I am speaking as a settler on this ʻaina or land of Oʻahu. I trace my own familyʻs roots to Germany and England. I acknowledge that this island is part of the larger territory recognized by Indigenous Hawaiians as their ancestral grandmother, Papahānaumoku.

I recognize that her majesty Queen Lili‘uokalani yielded the Hawaiian Kingdom and these territories under duress and protest to the United States to avoid the bloodshed of her people. I further recognize that Hawai‘i remains an illegally occupied state of America.

We gather this evening and afternoon, at tables or computers, around a marking of time.  A span of ten years or more.  Different than marking a space or an idea or a belief, though those are present to, what calls us together tonight is time.  A shared decade or decades from when the vows or commitments to this community were uttered in tongue and heart.  From what I understand Jubilees generally begin at an anniversary of 25 years.  I recognize the generosity and celebratory nature of the CSJ community to begin the celebrations at 10 and 20 years.

A lot happens in 10 years and we have all shared the past 10 years by living through them.

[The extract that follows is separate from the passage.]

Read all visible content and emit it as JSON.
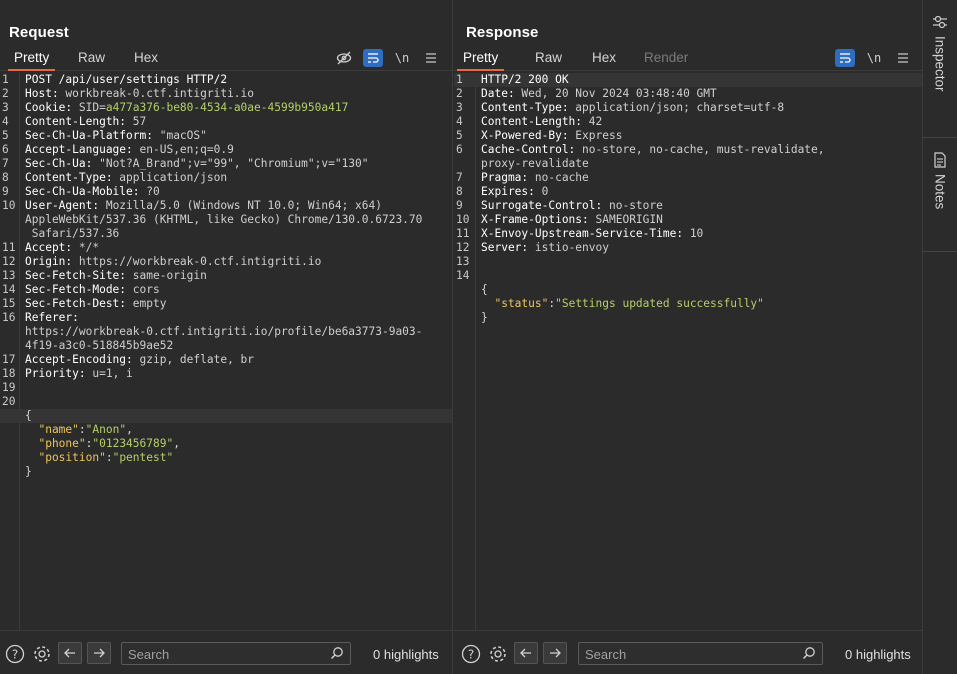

Here are some reminders of headlines. In 2013, the federal government finally recognized gay marriage.  George Zimmerman was acquitted in the killing of 17 year-old and unarmed Trayvon Martin.  In 2014 the Ebola virus breakout in West Africa became a global health crises. The Ferguson riots erupted in Missouri.  2015 marked the Paris Climate Agreement, and Pope Francis released his Laudato Siʻ.  Donald Trump was elected to the U.S. Presidency in 2016, and in 2017 women marched on Washington D.C. to protect womenʻs rights, many wearing pink pussy hats.  2018 brought the nomination and appointment of Justice Kavanaugh and the igniting of the #MeToo movement.  In 2019 Greta Thunberg led the Global Climate Strike.  In 2020 George Floyd was killed, a global pandemic erupted and Joe Biden was elected to the U.S. presidency.  A U.S. Capitol insurrection marked the beginning of 2021. The Covid19 pandemic continued, and protests erupted in Minneapolis and around the country focused on police brutality and racism in relationship to the killing of George Floyd.  Russian-Ukrainian relations became more strained in 2022, which finally became a war.  At the beginning of this year, the war continues, the pandemic is easing and here we are today.

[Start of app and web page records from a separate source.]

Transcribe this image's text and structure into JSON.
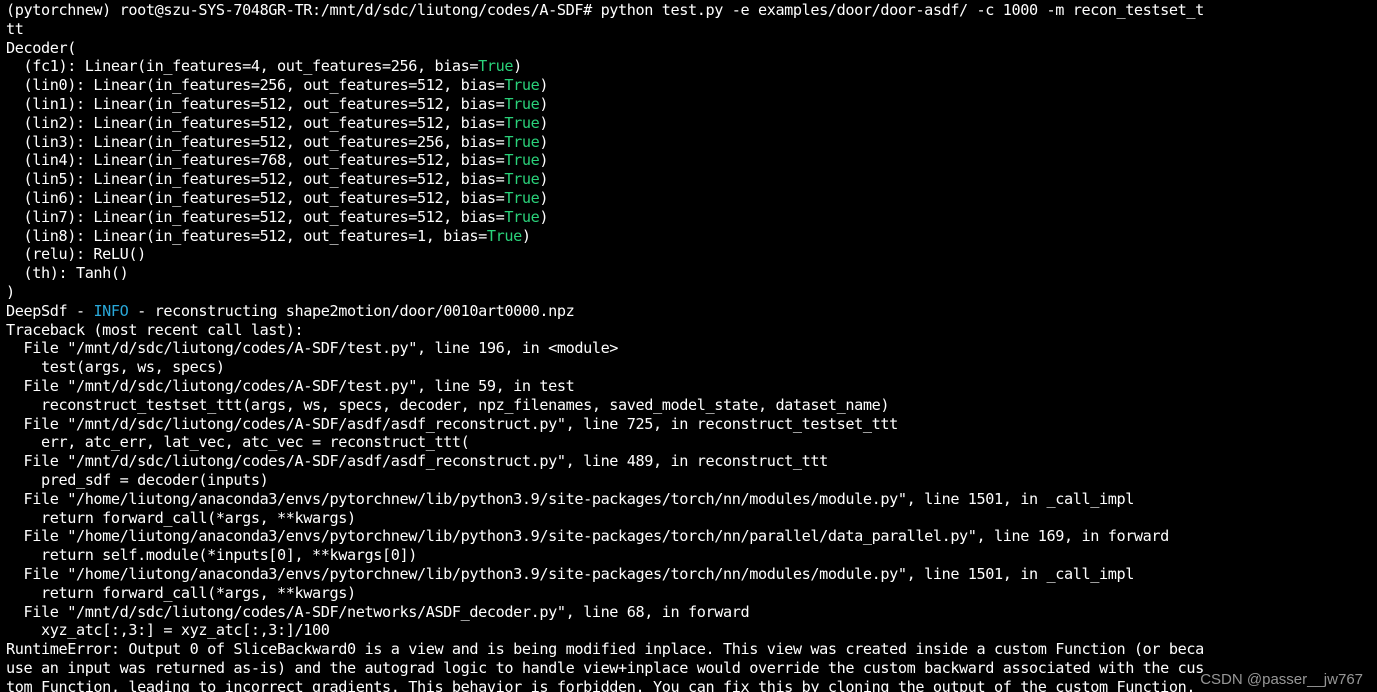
{
  "terminal": {
    "prompt_line": "(pytorchnew) root@szu-SYS-7048GR-TR:/mnt/d/sdc/liutong/codes/A-SDF# python test.py -e examples/door/door-asdf/ -c 1000 -m recon_testset_t",
    "prompt_wrap": "tt",
    "decoder_open": "Decoder(",
    "layers": [
      {
        "prefix": "  (fc1): Linear(in_features=4, out_features=256, bias=",
        "flag": "True",
        "suffix": ")"
      },
      {
        "prefix": "  (lin0): Linear(in_features=256, out_features=512, bias=",
        "flag": "True",
        "suffix": ")"
      },
      {
        "prefix": "  (lin1): Linear(in_features=512, out_features=512, bias=",
        "flag": "True",
        "suffix": ")"
      },
      {
        "prefix": "  (lin2): Linear(in_features=512, out_features=512, bias=",
        "flag": "True",
        "suffix": ")"
      },
      {
        "prefix": "  (lin3): Linear(in_features=512, out_features=256, bias=",
        "flag": "True",
        "suffix": ")"
      },
      {
        "prefix": "  (lin4): Linear(in_features=768, out_features=512, bias=",
        "flag": "True",
        "suffix": ")"
      },
      {
        "prefix": "  (lin5): Linear(in_features=512, out_features=512, bias=",
        "flag": "True",
        "suffix": ")"
      },
      {
        "prefix": "  (lin6): Linear(in_features=512, out_features=512, bias=",
        "flag": "True",
        "suffix": ")"
      },
      {
        "prefix": "  (lin7): Linear(in_features=512, out_features=512, bias=",
        "flag": "True",
        "suffix": ")"
      },
      {
        "prefix": "  (lin8): Linear(in_features=512, out_features=1, bias=",
        "flag": "True",
        "suffix": ")"
      }
    ],
    "relu_line": "  (relu): ReLU()",
    "th_line": "  (th): Tanh()",
    "decoder_close": ")",
    "log": {
      "prefix": "DeepSdf - ",
      "level": "INFO",
      "message": " - reconstructing shape2motion/door/0010art0000.npz"
    },
    "traceback_header": "Traceback (most recent call last):",
    "traceback": [
      "  File \"/mnt/d/sdc/liutong/codes/A-SDF/test.py\", line 196, in <module>",
      "    test(args, ws, specs)",
      "  File \"/mnt/d/sdc/liutong/codes/A-SDF/test.py\", line 59, in test",
      "    reconstruct_testset_ttt(args, ws, specs, decoder, npz_filenames, saved_model_state, dataset_name)",
      "  File \"/mnt/d/sdc/liutong/codes/A-SDF/asdf/asdf_reconstruct.py\", line 725, in reconstruct_testset_ttt",
      "    err, atc_err, lat_vec, atc_vec = reconstruct_ttt(",
      "  File \"/mnt/d/sdc/liutong/codes/A-SDF/asdf/asdf_reconstruct.py\", line 489, in reconstruct_ttt",
      "    pred_sdf = decoder(inputs)",
      "  File \"/home/liutong/anaconda3/envs/pytorchnew/lib/python3.9/site-packages/torch/nn/modules/module.py\", line 1501, in _call_impl",
      "    return forward_call(*args, **kwargs)",
      "  File \"/home/liutong/anaconda3/envs/pytorchnew/lib/python3.9/site-packages/torch/nn/parallel/data_parallel.py\", line 169, in forward",
      "    return self.module(*inputs[0], **kwargs[0])",
      "  File \"/home/liutong/anaconda3/envs/pytorchnew/lib/python3.9/site-packages/torch/nn/modules/module.py\", line 1501, in _call_impl",
      "    return forward_call(*args, **kwargs)",
      "  File \"/mnt/d/sdc/liutong/codes/A-SDF/networks/ASDF_decoder.py\", line 68, in forward",
      "    xyz_atc[:,3:] = xyz_atc[:,3:]/100"
    ],
    "error": [
      "RuntimeError: Output 0 of SliceBackward0 is a view and is being modified inplace. This view was created inside a custom Function (or beca",
      "use an input was returned as-is) and the autograd logic to handle view+inplace would override the custom backward associated with the cus",
      "tom Function, leading to incorrect gradients. This behavior is forbidden. You can fix this by cloning the output of the custom Function."
    ]
  },
  "watermark": "CSDN @passer__jw767",
  "colors": {
    "background": "#000000",
    "text": "#ffffff",
    "keyword_true": "#2ad27a",
    "log_level": "#29a8d9"
  }
}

Amid these global and national events, our own lives and the lives of those closest to us unfolded.  In the U.S., many of us learned how make masks and to wear them.  We muddled through odd pandemic rules, like folding and reusing masks amid global shortages.  We learned how to use Zoom or are still learning, which weirdly involves coming across your own face in conversation.  We reconnected with dear ones across the world.  Perhaps we felt and feel the loss of the proximity of people and the real sense of shared space, sharing the same air, hearing the same winter sounds, feeling the winter temperature, sharing the feel of snow or rain or sun on skin.  We gather, together, but differently and distantly.  Or perhaps we have always gathered this way.

And perhaps there have been more personal and significant markers of this decade—a transition between vocations, the loss of a loved one or dear members of this community, good health or health struggles,  hospital visits or hospital stays, a broken heart, a new relationship, a new grandchild or cousin, personal challenges or the rest of an easier decade of life.  Where has life carried you these ten years? Through what have you come?  And how have you made it to this table or this computer on this night?

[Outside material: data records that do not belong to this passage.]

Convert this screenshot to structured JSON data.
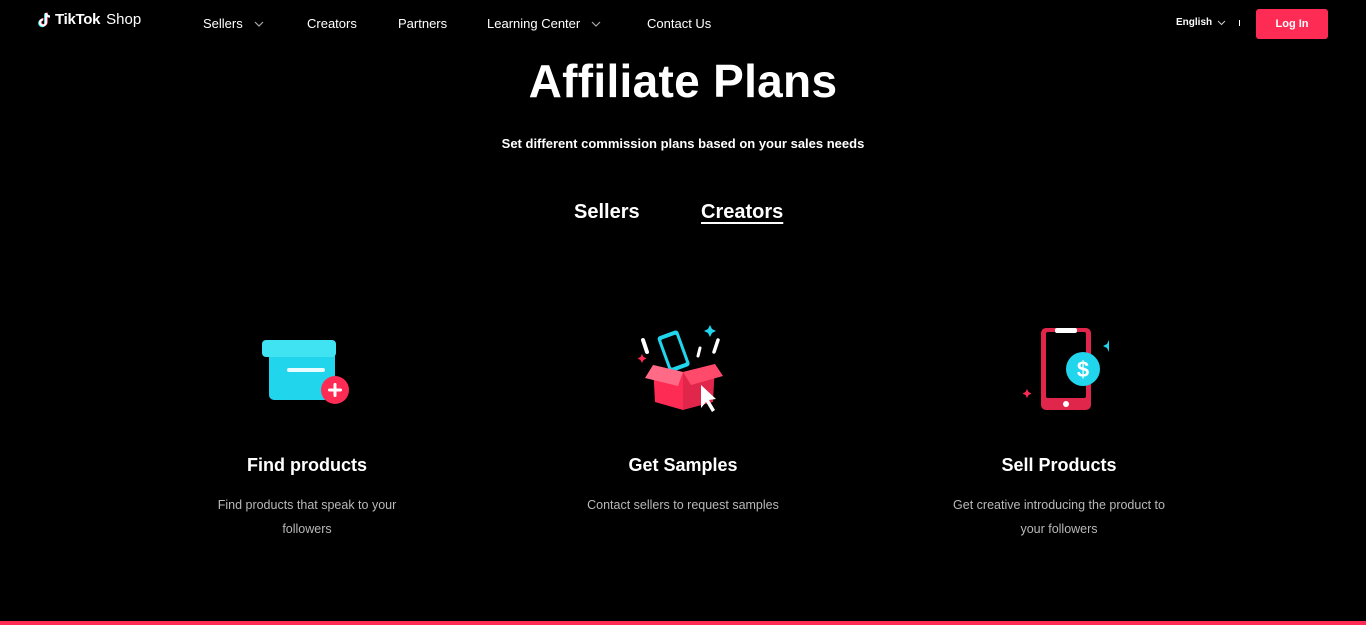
{
  "header": {
    "logo": {
      "brand": "TikTok",
      "suffix": "Shop",
      "icon": "tiktok-note-icon"
    },
    "nav": [
      {
        "label": "Sellers",
        "has_dropdown": true
      },
      {
        "label": "Creators",
        "has_dropdown": false
      },
      {
        "label": "Partners",
        "has_dropdown": false
      },
      {
        "label": "Learning Center",
        "has_dropdown": true
      },
      {
        "label": "Contact Us",
        "has_dropdown": false
      }
    ],
    "language": {
      "label": "English",
      "icon": "chevron-down-icon"
    },
    "login_label": "Log In"
  },
  "hero": {
    "title": "Affiliate Plans",
    "subtitle": "Set different commission plans based on your sales needs"
  },
  "tabs": [
    {
      "label": "Sellers",
      "active": false
    },
    {
      "label": "Creators",
      "active": true
    }
  ],
  "steps": [
    {
      "icon": "box-plus-icon",
      "title": "Find products",
      "description": "Find products that speak to your followers"
    },
    {
      "icon": "open-box-phone-icon",
      "title": "Get Samples",
      "description": "Contact sellers to request samples"
    },
    {
      "icon": "phone-dollar-icon",
      "title": "Sell Products",
      "description": "Get creative introducing the product to your followers"
    }
  ],
  "colors": {
    "background": "#000000",
    "accent": "#fe2c55",
    "cyan": "#20d5ec",
    "text": "#ffffff",
    "muted_text": "#b8b8b8"
  }
}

Life is not lived in decades.  As the theme for this Jubilee reminds us,  it unfolds in moments, in days, day by day.  “Joseph met deep losses with deepest care. Perhaps, not immediately—but day by day.”  Philosophers , poets, and mystics suggest that time folds back on itself.  We enter infinity in each moment. In this moment returning to our past and living in our future.

I think of the many moments over this past decade, at times reeling from national or global news, when I have whispered to myself the charism of the CSJ community:  love of God and neighbor without distinction.  In wondering how to meet in a moment the person in front of me, I am reminded of the holy, this one made in the image of the sacred, born from star and light and sacred dark, held in the promise of a tradition, my tradition, our tradition, that death does not have the final word.  Life rises.  This spirit rises in each new moment, born of the past, and born again into the future.

And so I suggest this Jubilee not be a marker of a decade gone by, however celebratory the anniversary, but one of a new moment born from history and the future.  Our charism renewed for this moment, rising anew in this moment, as it has risen to occasion in the past and will rise again in the future.  Love of God. Love of neighbor.  Day by day with deepest care.

April 17th, 2023